NVCT now owns 21 such places around our region which, when possible, will be opened up for public access and managed for the values that we all hold near and dear.

In addition to land conservation, NVCT is an active participant in your local community. We offer a number of volunteer events annually, such as trash cleanups, invasive plant removal, wildlife and nature hikes, educational events, photo contests, and much more.

If you feel as we do that we have an obligation to future generations to leave our community as thriving and livable as it is today, then we’d love to get you involved with our volunteer events. This is an excellent opportunity to enjoy the great outdoors, meet great people, and give back to our neighborhoods.

There’s still so much more you can do. You can become an advocate for our environment or make a donation to us in support of the clean water we drink, the plants and animals we love, and the land we cherish.

Do you own land in our area that has woods, a stream, a farm, or a historic site? A place, no matter how small, that matters to you that you don’t want to see lost? If so, then we want to hear from you. Call us at 703-354-5093 or check us out at

NVCT wouldn’t be successful in this work without partners like you, so please let us know how we can help.


  1. Thank you!

  2. How about educating the newly arrived immigrant homeowners to stop cutting down our mature tree inventory? We need enforcement; I cannot count the number of trees that have been brocolli headed or cut down in my neighborhood, because the tree choppers come into town every fall and spring and scare the wits out of these people. If trees are cared for: watered, fed and pruned they can sustain most storms. Cutting them from the top weakens the trees, thus providing less food source to the roots. These people should be fined to stop this savagery. We all suffer when these trees get eliminated thus incrasing the heat island effect, runnoff and natural polution filters. But no the County is too busy pandering to nonsense rather than investing in its future.

  3. The difficulty is members of the BOS who actively encourage development rather than conservation e.g. the Malbrook parcel in Mason District. then smugly congratulate themselves on their excellent stewardship of the land.

    1. I couldn't agree more! It is so frustrating to watch them take campaign contributions from these developers and then help them line their pockets by rubber stamping their projects. The BOS are like the Lords of the Manor, nothing happens in their districts without their approval. This is a corrupt system and it should be cleaned out. Good luck with that happening in Virginia.
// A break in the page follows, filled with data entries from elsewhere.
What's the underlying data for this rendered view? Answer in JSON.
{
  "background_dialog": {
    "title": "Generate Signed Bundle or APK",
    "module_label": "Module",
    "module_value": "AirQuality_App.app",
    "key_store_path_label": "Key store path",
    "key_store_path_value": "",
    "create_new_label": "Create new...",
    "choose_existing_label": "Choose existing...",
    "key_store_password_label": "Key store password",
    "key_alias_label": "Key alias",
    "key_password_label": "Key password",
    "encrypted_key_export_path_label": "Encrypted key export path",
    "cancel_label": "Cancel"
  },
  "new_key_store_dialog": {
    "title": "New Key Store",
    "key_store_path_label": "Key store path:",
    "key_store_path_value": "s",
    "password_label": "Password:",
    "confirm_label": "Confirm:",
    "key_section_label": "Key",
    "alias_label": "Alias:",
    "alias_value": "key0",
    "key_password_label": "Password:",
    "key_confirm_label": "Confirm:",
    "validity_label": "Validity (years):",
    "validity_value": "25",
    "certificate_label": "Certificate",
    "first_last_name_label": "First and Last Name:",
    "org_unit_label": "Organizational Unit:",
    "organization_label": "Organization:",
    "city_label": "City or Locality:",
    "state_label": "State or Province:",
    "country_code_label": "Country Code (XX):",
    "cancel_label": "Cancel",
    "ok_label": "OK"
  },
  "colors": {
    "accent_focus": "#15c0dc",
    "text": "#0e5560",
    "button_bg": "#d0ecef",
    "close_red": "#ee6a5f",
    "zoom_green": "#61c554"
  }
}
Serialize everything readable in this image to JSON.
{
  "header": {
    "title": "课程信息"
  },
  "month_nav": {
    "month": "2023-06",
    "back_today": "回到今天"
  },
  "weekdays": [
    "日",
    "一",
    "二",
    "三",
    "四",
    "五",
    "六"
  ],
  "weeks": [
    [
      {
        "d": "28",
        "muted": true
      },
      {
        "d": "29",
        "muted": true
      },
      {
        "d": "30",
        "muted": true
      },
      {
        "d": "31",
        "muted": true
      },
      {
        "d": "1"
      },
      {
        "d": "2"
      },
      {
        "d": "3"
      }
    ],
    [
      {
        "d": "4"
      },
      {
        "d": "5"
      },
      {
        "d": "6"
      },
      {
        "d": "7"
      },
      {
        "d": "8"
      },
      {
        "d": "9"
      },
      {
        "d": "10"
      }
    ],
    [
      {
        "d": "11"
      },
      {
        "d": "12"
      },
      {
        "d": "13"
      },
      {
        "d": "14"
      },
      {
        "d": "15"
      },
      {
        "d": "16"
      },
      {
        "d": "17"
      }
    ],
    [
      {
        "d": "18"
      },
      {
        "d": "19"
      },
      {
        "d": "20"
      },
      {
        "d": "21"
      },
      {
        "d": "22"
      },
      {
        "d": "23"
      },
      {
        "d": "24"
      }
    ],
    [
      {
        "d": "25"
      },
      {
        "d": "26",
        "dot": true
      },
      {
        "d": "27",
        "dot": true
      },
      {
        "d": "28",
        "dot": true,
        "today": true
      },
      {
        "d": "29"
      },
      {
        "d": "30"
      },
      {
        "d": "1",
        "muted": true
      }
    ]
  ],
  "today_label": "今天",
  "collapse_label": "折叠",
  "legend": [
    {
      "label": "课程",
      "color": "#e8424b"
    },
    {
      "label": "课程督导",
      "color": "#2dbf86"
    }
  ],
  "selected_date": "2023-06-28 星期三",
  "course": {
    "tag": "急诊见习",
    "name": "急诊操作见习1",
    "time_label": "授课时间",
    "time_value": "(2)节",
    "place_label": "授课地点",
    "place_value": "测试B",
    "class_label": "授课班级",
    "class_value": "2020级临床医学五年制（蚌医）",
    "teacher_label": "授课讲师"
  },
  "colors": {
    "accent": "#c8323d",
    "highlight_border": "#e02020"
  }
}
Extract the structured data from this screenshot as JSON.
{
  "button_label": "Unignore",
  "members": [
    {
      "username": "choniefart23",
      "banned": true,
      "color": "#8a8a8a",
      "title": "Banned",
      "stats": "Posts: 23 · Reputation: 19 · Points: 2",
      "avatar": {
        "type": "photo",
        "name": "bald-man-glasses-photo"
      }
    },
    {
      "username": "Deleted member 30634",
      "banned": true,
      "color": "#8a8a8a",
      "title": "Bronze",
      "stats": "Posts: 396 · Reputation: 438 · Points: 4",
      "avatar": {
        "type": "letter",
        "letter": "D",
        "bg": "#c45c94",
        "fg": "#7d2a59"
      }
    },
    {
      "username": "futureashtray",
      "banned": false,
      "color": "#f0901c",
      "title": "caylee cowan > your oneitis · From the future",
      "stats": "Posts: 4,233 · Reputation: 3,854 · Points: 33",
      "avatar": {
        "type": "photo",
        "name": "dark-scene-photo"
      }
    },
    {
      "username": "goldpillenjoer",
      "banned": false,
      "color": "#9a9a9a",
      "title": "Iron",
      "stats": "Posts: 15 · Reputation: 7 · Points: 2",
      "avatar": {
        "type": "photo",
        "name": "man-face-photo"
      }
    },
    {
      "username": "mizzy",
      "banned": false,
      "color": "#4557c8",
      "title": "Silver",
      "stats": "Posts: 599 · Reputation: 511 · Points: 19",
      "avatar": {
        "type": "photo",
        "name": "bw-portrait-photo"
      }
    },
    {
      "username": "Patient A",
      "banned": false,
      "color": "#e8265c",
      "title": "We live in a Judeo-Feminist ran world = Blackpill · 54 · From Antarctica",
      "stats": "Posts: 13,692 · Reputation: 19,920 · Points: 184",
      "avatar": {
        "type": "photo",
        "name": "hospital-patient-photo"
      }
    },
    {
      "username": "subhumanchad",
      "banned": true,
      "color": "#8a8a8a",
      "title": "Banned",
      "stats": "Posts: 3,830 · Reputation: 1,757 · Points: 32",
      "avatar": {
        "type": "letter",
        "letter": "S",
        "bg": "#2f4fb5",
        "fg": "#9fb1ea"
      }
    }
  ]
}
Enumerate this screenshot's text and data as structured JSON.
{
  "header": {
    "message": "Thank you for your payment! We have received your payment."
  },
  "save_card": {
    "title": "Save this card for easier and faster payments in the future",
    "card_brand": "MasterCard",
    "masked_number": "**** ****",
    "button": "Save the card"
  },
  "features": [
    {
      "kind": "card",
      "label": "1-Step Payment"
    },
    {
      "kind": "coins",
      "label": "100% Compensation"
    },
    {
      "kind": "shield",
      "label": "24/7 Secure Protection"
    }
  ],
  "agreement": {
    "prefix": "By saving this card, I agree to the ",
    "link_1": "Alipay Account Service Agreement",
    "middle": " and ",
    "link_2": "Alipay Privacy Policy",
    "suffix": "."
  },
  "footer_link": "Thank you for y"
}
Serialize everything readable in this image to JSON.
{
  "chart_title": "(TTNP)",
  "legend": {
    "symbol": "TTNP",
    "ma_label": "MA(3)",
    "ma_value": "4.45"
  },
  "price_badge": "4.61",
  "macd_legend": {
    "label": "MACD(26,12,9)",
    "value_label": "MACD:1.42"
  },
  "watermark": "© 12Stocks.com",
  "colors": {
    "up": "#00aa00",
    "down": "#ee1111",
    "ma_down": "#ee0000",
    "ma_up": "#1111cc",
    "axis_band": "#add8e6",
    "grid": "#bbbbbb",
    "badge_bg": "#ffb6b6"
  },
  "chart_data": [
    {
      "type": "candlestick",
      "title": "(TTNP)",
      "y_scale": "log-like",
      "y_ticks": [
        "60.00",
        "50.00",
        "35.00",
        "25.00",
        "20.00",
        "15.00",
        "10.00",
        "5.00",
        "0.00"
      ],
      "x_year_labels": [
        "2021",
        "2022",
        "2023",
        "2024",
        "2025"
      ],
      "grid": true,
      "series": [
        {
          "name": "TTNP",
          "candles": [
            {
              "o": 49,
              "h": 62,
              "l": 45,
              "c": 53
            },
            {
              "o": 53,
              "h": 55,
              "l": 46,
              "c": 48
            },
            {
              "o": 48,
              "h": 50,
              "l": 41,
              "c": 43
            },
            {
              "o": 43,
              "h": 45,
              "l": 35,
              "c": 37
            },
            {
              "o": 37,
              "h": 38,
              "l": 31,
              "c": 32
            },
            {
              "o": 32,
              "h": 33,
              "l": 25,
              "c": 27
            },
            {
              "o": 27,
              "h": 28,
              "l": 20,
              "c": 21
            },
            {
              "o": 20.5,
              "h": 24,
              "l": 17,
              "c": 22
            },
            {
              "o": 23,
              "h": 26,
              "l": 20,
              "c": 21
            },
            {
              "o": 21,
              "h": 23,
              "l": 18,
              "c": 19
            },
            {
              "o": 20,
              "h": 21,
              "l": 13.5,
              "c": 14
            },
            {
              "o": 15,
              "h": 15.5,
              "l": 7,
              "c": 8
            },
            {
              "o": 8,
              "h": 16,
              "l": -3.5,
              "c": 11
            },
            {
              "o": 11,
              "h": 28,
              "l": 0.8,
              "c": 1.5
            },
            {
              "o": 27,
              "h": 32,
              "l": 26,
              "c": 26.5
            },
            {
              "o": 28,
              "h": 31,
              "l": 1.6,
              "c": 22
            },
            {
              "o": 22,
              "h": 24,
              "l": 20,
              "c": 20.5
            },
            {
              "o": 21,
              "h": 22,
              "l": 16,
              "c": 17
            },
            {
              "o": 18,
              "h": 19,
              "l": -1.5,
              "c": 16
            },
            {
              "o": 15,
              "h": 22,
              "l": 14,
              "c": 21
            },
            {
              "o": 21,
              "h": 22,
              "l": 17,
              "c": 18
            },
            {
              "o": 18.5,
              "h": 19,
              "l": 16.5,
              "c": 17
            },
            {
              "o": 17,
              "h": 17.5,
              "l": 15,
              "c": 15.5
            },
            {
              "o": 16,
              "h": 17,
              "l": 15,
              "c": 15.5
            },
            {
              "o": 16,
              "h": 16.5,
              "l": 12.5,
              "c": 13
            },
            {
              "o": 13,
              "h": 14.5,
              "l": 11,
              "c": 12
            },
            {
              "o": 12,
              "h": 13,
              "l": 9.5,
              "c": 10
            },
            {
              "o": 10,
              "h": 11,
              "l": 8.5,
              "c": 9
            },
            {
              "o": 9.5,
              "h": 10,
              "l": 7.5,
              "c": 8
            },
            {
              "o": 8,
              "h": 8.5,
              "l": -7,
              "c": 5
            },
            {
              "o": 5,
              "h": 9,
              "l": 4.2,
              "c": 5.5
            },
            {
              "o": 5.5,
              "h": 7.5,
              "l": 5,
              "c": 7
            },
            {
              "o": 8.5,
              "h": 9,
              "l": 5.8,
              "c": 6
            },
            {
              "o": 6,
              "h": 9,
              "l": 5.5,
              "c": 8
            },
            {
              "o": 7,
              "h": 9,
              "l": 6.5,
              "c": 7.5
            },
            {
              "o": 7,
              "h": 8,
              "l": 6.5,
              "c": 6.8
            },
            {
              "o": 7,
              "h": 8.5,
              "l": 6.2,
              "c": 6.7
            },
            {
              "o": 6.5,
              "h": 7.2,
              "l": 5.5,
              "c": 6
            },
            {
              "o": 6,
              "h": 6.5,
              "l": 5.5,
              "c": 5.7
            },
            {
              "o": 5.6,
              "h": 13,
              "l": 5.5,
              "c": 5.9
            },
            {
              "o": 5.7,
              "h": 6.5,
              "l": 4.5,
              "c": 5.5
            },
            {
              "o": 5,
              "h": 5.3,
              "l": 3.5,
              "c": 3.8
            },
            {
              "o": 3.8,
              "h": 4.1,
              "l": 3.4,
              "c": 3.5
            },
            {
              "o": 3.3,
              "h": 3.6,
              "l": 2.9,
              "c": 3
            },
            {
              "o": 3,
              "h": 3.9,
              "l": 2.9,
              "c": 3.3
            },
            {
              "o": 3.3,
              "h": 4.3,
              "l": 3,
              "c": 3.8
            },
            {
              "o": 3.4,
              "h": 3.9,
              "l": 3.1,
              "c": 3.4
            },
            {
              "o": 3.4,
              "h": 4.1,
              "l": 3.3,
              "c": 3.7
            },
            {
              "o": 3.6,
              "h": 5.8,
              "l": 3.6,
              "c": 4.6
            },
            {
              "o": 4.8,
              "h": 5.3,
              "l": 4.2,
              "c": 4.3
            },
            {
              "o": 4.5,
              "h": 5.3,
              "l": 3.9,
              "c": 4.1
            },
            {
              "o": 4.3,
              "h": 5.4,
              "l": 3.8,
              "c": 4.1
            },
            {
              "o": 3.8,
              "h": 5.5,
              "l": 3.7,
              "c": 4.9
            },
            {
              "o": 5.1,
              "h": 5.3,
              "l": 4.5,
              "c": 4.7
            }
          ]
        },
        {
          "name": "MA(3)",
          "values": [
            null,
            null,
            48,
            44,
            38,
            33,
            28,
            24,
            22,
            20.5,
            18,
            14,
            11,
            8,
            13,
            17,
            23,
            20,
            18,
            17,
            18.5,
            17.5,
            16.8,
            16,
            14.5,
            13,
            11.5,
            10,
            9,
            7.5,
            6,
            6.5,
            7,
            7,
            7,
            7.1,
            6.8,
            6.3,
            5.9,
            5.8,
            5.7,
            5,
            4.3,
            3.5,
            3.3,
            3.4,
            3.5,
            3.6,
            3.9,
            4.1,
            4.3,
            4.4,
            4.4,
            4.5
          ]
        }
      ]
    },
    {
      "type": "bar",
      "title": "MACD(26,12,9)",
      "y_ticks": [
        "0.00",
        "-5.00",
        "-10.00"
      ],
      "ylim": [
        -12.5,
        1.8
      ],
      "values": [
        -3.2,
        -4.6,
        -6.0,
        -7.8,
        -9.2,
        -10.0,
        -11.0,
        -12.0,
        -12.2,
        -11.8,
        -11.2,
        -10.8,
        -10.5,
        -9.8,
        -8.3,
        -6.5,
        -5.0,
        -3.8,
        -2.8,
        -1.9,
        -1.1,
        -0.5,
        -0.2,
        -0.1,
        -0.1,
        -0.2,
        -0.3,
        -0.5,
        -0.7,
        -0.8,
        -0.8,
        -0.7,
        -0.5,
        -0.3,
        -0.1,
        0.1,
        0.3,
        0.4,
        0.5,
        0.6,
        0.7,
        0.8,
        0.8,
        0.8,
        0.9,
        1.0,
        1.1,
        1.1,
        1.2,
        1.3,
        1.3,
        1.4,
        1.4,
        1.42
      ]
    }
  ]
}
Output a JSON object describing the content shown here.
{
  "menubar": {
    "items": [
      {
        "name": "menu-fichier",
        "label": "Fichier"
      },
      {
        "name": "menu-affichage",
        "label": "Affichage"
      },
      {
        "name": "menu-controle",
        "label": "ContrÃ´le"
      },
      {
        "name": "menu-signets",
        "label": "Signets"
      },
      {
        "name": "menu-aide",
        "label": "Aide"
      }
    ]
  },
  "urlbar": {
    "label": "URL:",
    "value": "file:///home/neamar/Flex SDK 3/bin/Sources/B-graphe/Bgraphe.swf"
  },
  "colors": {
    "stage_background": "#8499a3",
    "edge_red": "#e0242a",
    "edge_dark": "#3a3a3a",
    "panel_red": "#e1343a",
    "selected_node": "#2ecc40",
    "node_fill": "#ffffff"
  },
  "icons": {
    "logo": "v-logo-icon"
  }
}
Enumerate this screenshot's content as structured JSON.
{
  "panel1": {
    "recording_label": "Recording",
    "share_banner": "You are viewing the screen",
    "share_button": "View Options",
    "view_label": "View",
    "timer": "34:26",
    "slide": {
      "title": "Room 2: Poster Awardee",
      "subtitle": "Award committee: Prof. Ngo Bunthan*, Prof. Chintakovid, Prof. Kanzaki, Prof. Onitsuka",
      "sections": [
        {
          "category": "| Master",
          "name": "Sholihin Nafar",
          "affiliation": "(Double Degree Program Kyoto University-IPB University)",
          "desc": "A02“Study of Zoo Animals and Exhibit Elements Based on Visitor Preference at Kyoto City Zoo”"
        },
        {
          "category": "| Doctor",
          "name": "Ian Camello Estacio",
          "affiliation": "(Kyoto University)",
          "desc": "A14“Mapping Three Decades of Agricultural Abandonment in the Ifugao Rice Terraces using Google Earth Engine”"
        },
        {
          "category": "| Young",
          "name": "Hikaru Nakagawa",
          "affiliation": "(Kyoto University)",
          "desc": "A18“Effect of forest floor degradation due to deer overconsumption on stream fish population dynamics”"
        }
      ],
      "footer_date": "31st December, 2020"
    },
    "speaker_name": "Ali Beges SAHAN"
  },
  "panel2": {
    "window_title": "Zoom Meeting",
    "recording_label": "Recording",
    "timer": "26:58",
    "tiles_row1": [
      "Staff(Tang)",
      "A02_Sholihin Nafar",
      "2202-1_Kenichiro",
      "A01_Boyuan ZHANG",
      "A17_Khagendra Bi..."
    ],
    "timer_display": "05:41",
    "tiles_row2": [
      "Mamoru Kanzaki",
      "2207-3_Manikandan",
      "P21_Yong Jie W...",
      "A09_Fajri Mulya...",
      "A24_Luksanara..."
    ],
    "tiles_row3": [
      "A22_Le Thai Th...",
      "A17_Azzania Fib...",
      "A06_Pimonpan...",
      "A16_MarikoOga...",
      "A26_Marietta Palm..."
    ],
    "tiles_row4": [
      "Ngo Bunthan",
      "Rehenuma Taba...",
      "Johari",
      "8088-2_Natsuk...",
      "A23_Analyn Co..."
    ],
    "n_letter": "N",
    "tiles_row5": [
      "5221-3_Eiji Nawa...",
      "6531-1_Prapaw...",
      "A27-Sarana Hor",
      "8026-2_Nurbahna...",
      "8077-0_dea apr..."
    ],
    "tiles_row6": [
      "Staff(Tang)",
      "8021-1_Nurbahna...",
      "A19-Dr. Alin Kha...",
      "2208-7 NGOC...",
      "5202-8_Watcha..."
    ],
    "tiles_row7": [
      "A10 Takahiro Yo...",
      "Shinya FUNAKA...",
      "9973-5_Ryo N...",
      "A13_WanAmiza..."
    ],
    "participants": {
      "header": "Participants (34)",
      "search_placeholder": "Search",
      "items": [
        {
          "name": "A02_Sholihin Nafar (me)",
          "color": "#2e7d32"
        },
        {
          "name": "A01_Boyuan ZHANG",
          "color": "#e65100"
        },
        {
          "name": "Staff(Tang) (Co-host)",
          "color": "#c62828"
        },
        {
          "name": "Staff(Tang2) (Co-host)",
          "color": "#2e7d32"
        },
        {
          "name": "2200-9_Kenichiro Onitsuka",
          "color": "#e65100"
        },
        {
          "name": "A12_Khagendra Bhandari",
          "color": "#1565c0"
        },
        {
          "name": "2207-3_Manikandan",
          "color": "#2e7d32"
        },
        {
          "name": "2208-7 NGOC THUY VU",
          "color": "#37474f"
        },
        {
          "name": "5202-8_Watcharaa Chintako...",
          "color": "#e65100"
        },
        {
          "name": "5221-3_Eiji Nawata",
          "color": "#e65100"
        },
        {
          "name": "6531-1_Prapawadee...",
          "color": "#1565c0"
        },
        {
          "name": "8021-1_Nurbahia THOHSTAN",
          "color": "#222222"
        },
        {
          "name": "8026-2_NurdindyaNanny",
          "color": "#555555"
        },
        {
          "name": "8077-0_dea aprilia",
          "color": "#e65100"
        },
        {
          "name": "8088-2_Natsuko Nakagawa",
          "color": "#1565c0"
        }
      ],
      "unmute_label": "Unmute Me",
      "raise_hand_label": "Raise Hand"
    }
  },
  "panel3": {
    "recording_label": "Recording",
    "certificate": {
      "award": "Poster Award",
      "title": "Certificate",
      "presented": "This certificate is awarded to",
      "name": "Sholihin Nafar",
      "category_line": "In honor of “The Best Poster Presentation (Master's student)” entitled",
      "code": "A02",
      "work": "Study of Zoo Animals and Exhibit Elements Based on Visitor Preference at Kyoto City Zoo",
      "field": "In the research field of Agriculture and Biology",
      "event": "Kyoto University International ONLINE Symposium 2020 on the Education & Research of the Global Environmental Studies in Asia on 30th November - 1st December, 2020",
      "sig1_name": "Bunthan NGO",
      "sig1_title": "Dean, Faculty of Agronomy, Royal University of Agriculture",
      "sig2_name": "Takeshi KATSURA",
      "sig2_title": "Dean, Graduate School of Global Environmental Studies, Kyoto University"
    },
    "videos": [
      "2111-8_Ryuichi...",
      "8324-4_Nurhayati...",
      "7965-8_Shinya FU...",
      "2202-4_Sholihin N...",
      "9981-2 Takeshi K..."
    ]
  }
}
  4. Hooray!!

    I know who's getting a big chunk of my donations for Christmas this year.... ;)